She said: "We are one of the only special schools that will appear in the table. In one way we are exceptional in that we do help those that can access these GCSEs."
The Ashley School has just been awarded an outstanding rating by Ofsted school inspectors, who praised the school for providing "highly effective services that consistently exceed the standards of good".
Suffolk also dipped in attainment for English and maths at GCSE in 2019, with 39% of pupils achieving grade 5 or above compared to 41.3% in 2018. This sits against a national average of 43% last year and 40.2% the previous year.
Graham White, press officer for Suffolk National Education Union (NEU), said we shouldn't get "really hung up" on the statistics, adding what mattered was "every pupil should do their very best and teachers should do their best by their pupils".
"I think Suffolk is doing ok on the results. Clearly we can always do more and we can always do more for each pupil, but we need to have the money in schools at classroom level to deliver the very best for these pupils and getting hung up on exam results with a narrow curriculum is not the way to improve education for pupils."
Mary Evans, cabinet member for children's services, education and skills, said it was "encouraging" to see pupils in Suffolk continue to make better progress than the national average.
"Through our Raising the Bar programme we continue to support, influence and challenge schools to drive up educational attainment.

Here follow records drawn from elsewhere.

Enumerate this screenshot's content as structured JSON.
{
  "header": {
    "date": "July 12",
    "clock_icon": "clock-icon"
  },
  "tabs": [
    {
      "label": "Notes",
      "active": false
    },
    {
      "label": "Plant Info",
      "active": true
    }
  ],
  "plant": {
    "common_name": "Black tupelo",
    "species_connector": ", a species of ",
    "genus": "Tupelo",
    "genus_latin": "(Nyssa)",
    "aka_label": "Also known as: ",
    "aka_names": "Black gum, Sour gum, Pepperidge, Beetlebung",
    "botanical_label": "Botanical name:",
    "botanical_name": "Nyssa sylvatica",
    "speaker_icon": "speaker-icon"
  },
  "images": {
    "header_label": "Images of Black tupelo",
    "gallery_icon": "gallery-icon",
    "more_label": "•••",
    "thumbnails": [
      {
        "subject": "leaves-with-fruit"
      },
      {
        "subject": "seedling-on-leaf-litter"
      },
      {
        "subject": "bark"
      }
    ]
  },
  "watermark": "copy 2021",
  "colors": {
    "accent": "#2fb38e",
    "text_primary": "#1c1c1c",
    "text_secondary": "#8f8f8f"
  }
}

We are committed to ensuring that our schools support every child and young person to reach their full potential," she said.
Measures to drive up improvements include the Suffolk Learning Improvement Network (SLIN), which utilises peer reviews for headteachers to share good practice with other schools.
-Some schools do not appear in the search bar as data was not available or applicable for them.